Serves as point person. Scrum masters are that go-to person that guides a successful project with many moving parts. They’ve got answers and help sort through challenges.
Helps determine a sustainable work pace. Scrum masters help figure out a realistic project pace and work to keep everyone moving at the same clip (which is no small task.)
Statistics on scrum masters
So what are some of the numbers around scrum masters? According to the State of Scrum 2017-2018 report:
- 4 people is the average size of a scrum team. Smaller teams of less than 10 are more effective for this style of project management.
- 63% of all scrum projects are successful. More than half of all projects succeed when using this project management approach–not bad, right?
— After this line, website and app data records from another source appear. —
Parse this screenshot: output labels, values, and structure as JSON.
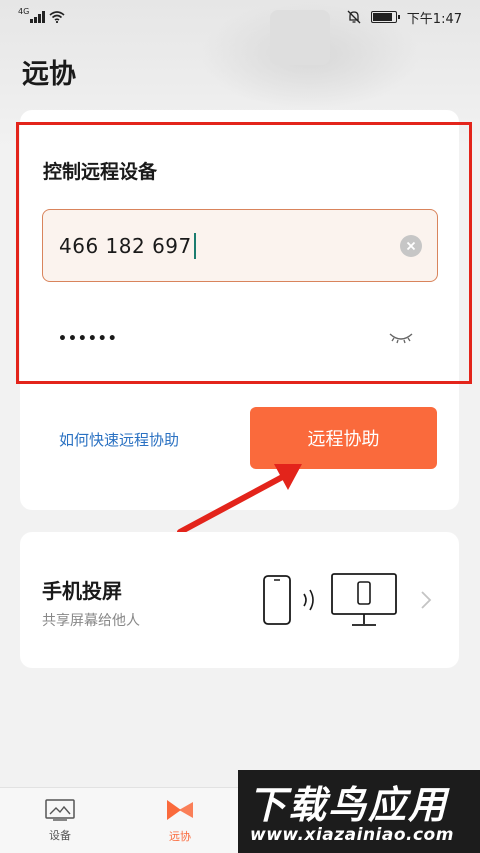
{
  "status_bar": {
    "network": "4G",
    "time": "下午1:47"
  },
  "page": {
    "title": "远协"
  },
  "remote_control": {
    "section_title": "控制远程设备",
    "device_code": "466 182 697",
    "password_masked": "••••••",
    "help_link": "如何快速远程协助",
    "assist_button": "远程协助"
  },
  "screen_cast": {
    "title": "手机投屏",
    "subtitle": "共享屏幕给他人"
  },
  "bottom_nav": {
    "items": [
      {
        "label": "设备",
        "icon": "device-icon",
        "active": false
      },
      {
        "label": "远协",
        "icon": "remote-assist-icon",
        "active": true
      }
    ]
  },
  "watermark": {
    "title": "下载鸟应用",
    "url": "www.xiazainiao.com"
  },
  "colors": {
    "accent": "#fa6a3c",
    "link": "#2a71c2",
    "annotation": "#e3241b"
  }
}
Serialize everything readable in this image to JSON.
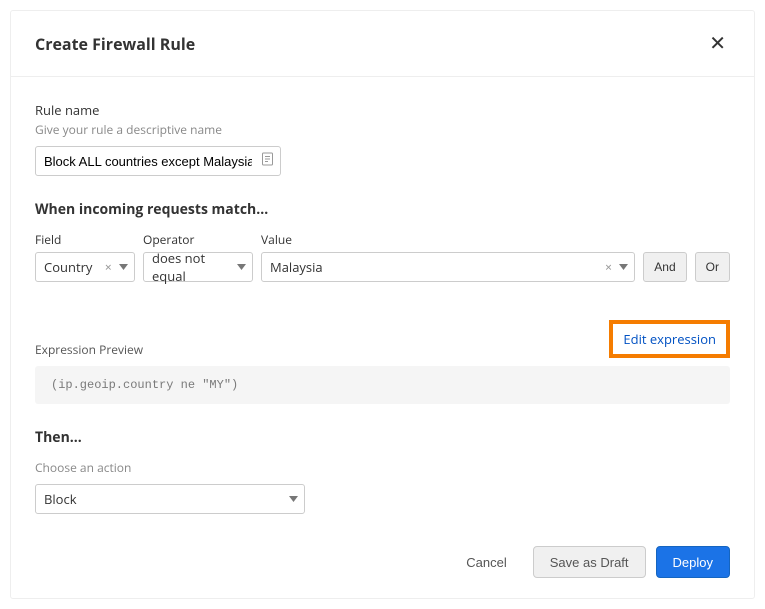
{
  "header": {
    "title": "Create Firewall Rule",
    "close": "✕"
  },
  "ruleName": {
    "label": "Rule name",
    "help": "Give your rule a descriptive name",
    "value": "Block ALL countries except Malaysia"
  },
  "match": {
    "title": "When incoming requests match…",
    "fieldLabel": "Field",
    "operatorLabel": "Operator",
    "valueLabel": "Value",
    "field": "Country",
    "operator": "does not equal",
    "value": "Malaysia",
    "and": "And",
    "or": "Or"
  },
  "preview": {
    "label": "Expression Preview",
    "editLink": "Edit expression",
    "code": "(ip.geoip.country ne \"MY\")"
  },
  "then": {
    "title": "Then…",
    "help": "Choose an action",
    "value": "Block"
  },
  "footer": {
    "cancel": "Cancel",
    "draft": "Save as Draft",
    "deploy": "Deploy"
  }
}
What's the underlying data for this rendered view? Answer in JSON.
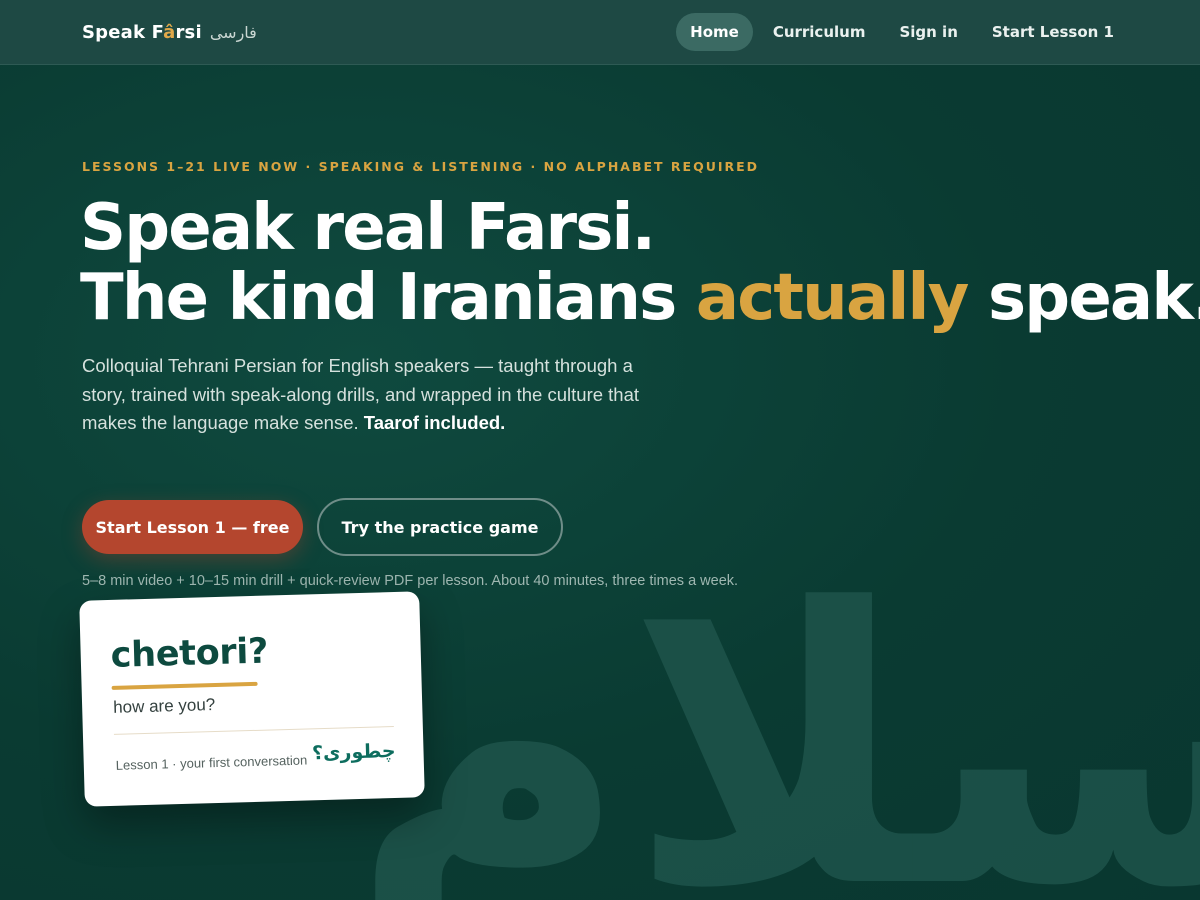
{
  "header": {
    "brand_prefix": "Speak F",
    "brand_accent": "â",
    "brand_suffix": "rsi",
    "brand_farsi": "فارسی",
    "nav": [
      {
        "label": "Home",
        "active": true
      },
      {
        "label": "Curriculum",
        "active": false
      },
      {
        "label": "Sign in",
        "active": false
      },
      {
        "label": "Start Lesson 1",
        "active": false
      }
    ]
  },
  "hero": {
    "eyebrow": "LESSONS 1–21 LIVE NOW · SPEAKING & LISTENING · NO ALPHABET REQUIRED",
    "headline_line1": "Speak real Farsi.",
    "headline_line2_before": "The kind Iranians ",
    "headline_line2_accent": "actually",
    "headline_line2_after": " speak.",
    "lede_text": "Colloquial Tehrani Persian for English speakers — taught through a story, trained with speak-along drills, and wrapped in the culture that makes the language make sense. ",
    "lede_strong": "Taarof included.",
    "primary_cta": "Start Lesson 1 — free",
    "secondary_cta": "Try the practice game",
    "note": "5–8 min video + 10–15 min drill + quick-review PDF per lesson. About 40 minutes, three times a week."
  },
  "card": {
    "word": "chetori?",
    "meaning": "how are you?",
    "lesson": "Lesson 1 · your first conversation",
    "farsi": "چطوری؟"
  },
  "watermark": "سلام",
  "colors": {
    "background": "#0b3d34",
    "header": "#1e4944",
    "accent_gold": "#d9a441",
    "primary_button": "#b4462e"
  }
}
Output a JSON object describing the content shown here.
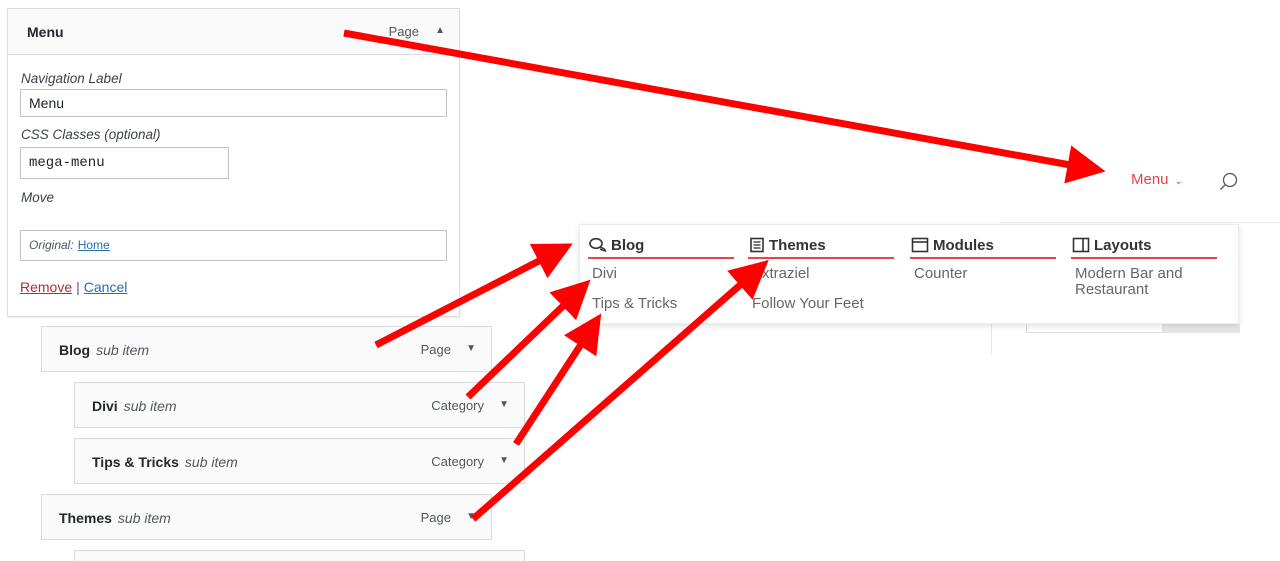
{
  "admin_item": {
    "title": "Menu",
    "type": "Page",
    "nav_label_caption": "Navigation Label",
    "nav_label_value": "Menu",
    "css_classes_caption": "CSS Classes (optional)",
    "css_classes_value": "mega-menu",
    "move_caption": "Move",
    "original_caption": "Original:",
    "original_link": "Home",
    "remove_label": "Remove",
    "separator": "|",
    "cancel_label": "Cancel"
  },
  "sub_items": [
    {
      "title": "Blog",
      "suffix": "sub item",
      "type": "Page"
    },
    {
      "title": "Divi",
      "suffix": "sub item",
      "type": "Category"
    },
    {
      "title": "Tips & Tricks",
      "suffix": "sub item",
      "type": "Category"
    },
    {
      "title": "Themes",
      "suffix": "sub item",
      "type": "Page"
    }
  ],
  "frontend": {
    "menu_label": "Menu",
    "accent_color": "#e8434a",
    "columns": [
      {
        "heading": "Blog",
        "icon": "chat-bubbles-icon",
        "links": [
          "Divi",
          "Tips & Tricks"
        ]
      },
      {
        "heading": "Themes",
        "icon": "book-icon",
        "links": [
          "Extraziel",
          "Follow Your Feet"
        ]
      },
      {
        "heading": "Modules",
        "icon": "window-icon",
        "links": [
          "Counter"
        ]
      },
      {
        "heading": "Layouts",
        "icon": "layout-icon",
        "links": [
          "Modern Bar and Restaurant"
        ]
      }
    ]
  },
  "annotation_color": "#ff0000"
}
- 87% of scrum masters hold daily meetings. Regular communication is essential for the success of a scrum master-led project, and daily meetings keep everyone in the loop.
- 71% of executives say the scrum master approach helps deliver value to customers. C-suite leadership largely sees using a scrum master as a smart move for overall customer experience improvements.
- 87% of employees say having a scrum master improves the quality of work life for teams. A majority of team members say having a point person for projects makes work happen more efficiently and effectively.
As you can see, there are some clear benefits to using a scrum master with an agile project management approach–the numbers don’t lie. If you’re wondering how one can become a good scrum master, here are a few simple tips that you can put into action right away.
Leverage your emotional intelligence
Use your emotional intelligence to read team members and spot/address issues proactively–try to tune up your sensitivity to issues that aren’t being vocalized but are causing friction. Be observant and work on getting team members to communicate their frustrations and challenges verbally so they can be moved past, and generally be empathetic with teammates. Act as a sounding board when needed and actively listen during these conversations.
Be a humble leader
Being a humble servant leader is all about putting the needs of your team ahead of your own, so if you want to be a good scrum master, be sure that you’re always looking to contribute to the greater good of the project. This sometimes means doing the unpleasant or un-fun tasks and getting them out of the way of your fellow teammates so they can do their best work.
“For me, being a humble leader means I’ll be the bearer of bad news (defects, delays, etc.) rather than burdening my team members with that responsibility. That way they stay focused and positive.” -Tony Bailey, CEO and Founder of 1K App
Keep communication flowing
To keep communication flowing, a good scrum master regularly asks for feedback and encourages cross-team conversation. Find out how team members best communicate: What tools or platform best serve the group? It’s also a good idea to regularly recap and reiterate conversations to the group as a whole to eliminate ambiguity.
“If you want to use scrum as a delivery process, you have to take it and adapt it to your project needs–but don’t skip events, actors, or artifacts. You have to do daily standups, planning, retros, demos. This is where the communication really happens.” -Raluca Apostol, Co-founder of Nestor
Spotlight a job well done
Be a leader that spotlights hard work and jobs well done. If someone on the team goes above and beyond, point that out to the organization as a whole and celebrate that person’s hard work. Make it a point to acknowledge successes and create a culture in which team members are compelled to do their best work.
Be the scrum master your team deserves
If you decide to step into the scrum master role, we hope you have some good tips that will help you execute this title with ease. Remember: Listen closely, take a service-based approach to leadership, and keep your team members on-task. Want to learn more about agile project management? Read more here.